People who believe that women might have valid reasons to seek an abortion outside of danger of death, rape, or incest, and who understand that many women, should they find themselves in a position where they need or want to terminate a pregnancy, would need that procedure covered by insurance that is funded, entirely or in part, by the government, find this amendment unsettling, to say the least. (See Ann, Jill, and Shark-Fu’s takes.) The idea that the amendment will probably get removed in committee? Not particularly reassuring. The idea that the amendment is only talking about induced abortion, and couldn’t possibly be used to refuse coverage of an elective D&C to remove an incomplete abortion (as in, after a miscarriage, also known medically as a spontaneous abortion)? Yeah, that one’s also not particularly reassuring. The idea that this is not a big deal, it’s just politics, we have to look at the bigger picture?
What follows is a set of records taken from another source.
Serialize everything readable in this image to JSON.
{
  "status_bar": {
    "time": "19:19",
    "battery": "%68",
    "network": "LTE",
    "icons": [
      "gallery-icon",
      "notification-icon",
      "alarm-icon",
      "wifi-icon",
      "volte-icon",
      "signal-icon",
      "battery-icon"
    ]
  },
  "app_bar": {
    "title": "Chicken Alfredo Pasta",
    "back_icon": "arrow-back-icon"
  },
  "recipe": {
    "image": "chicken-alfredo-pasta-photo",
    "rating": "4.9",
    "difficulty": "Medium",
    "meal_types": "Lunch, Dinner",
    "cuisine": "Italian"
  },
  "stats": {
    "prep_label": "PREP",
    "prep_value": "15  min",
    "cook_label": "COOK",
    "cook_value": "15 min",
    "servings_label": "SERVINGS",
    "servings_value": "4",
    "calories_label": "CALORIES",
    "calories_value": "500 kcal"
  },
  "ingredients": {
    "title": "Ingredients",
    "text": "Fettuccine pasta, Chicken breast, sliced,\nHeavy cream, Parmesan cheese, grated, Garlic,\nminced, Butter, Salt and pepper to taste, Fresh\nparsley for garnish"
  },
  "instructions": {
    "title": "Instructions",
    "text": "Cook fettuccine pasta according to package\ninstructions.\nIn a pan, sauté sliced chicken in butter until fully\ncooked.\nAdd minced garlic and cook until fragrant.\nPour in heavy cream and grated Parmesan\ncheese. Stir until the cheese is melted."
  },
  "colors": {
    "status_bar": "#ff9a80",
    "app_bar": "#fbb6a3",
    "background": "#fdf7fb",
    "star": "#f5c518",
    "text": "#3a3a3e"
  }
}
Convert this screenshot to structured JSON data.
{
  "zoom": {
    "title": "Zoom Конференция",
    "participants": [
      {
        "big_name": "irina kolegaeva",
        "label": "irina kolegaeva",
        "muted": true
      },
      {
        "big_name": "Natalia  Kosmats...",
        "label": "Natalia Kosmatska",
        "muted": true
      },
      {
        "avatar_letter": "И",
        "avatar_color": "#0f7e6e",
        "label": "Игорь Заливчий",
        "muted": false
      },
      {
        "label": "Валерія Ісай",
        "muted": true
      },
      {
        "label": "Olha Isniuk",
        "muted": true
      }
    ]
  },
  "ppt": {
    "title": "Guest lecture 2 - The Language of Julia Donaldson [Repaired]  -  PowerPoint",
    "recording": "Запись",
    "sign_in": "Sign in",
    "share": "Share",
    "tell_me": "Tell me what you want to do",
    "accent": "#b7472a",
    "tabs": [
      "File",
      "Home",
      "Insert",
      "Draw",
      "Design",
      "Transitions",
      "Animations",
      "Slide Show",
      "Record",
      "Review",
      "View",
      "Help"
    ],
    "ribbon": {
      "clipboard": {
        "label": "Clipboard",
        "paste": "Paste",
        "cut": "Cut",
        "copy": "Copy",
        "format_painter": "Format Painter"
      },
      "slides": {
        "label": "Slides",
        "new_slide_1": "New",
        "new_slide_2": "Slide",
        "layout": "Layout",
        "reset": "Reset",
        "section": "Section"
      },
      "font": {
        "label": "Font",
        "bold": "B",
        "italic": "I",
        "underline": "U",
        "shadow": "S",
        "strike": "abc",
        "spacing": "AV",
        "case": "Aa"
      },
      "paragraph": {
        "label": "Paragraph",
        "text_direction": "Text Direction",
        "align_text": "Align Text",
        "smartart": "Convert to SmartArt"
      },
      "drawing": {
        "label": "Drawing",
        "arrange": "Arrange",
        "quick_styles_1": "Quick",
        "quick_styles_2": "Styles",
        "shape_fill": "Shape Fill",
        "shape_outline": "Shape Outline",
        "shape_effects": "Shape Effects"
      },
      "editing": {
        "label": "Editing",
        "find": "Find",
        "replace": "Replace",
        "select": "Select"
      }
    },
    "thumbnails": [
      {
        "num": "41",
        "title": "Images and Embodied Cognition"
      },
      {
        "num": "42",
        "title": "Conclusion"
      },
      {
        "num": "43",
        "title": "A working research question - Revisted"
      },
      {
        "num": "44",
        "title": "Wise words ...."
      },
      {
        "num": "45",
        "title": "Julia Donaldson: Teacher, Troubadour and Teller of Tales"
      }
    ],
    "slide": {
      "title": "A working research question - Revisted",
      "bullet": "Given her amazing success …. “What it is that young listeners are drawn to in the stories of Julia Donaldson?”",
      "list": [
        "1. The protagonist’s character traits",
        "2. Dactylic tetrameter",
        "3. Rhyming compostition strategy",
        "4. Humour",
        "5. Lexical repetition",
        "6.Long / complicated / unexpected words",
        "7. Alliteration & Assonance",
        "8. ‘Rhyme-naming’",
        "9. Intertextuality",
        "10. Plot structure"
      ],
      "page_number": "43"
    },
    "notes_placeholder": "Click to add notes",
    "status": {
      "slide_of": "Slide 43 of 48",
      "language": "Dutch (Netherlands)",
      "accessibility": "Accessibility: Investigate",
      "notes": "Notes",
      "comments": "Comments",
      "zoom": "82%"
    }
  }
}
That’s not reassuring, and it’s patronizing! Whee!
I found this passage from the above-linked Daily Kos diary particularly illuminating:
About five minutes after the Supreme Court ruled in Roe v. Wade, the anti-abortion forces began a war on the rights confirmed by that decision. But their molester-enabling, coathanger-selling, health-shattering, woman-hating, forced-pregnancy campaign was two-pronged, a direct assault but also an asymmetrical war, a nibble here, a nibble there.
And at every step of the way, some people who claimed they were pro-choice said that this little nibble or that little nibble wasn’t such a big deal. It only affected a small group of people or it was only the case rarely, we were told. The activists who challenged these nibbles were characterized as “hypersensitive,” “irrational,” and “over-reacting.” Not by their enemies. But by their supposed allies.
Over the decades, while engaging in a campaign of intimidation, harassment and murder, the anti-abortion movement has managed, nibble by nibble, to get ever-more restrictive legislation into place. Ultimately, the right of affluent women to obtain an abortion hasn’t been much affected – except in the case of late-term procedures. But affluent women always had options even when abortion was illegal in every state. They could fly to Puerto Rico or Japan and get a safe abortion there without having to risk potentially lethal chemicals or abortions at the hands of unlicensed doctors or other providers operating on somebody’s kitchen table in less than sterile conditions.
Thanks to [the Hyde Amendment], low-income women in most states are still at a disadvantage when it comes to getting an abortion. Stupak-Pitts, if it survives the conference process, will not only reinforce this classist attack on women, it will also broaden it.
Being ferociously opposed to it is, therefore, not irrational or hypersensitive or over-reactive. It’s called standing up for progressive values.
Shark-Fu, Ann, and Jill suggest some actions we can take in the posts I linked above; I recommend checking those out.
(On an only tangentially-related note, I know I shouldn’t expect anything more from Dick Armey, but seriously, what the hell?)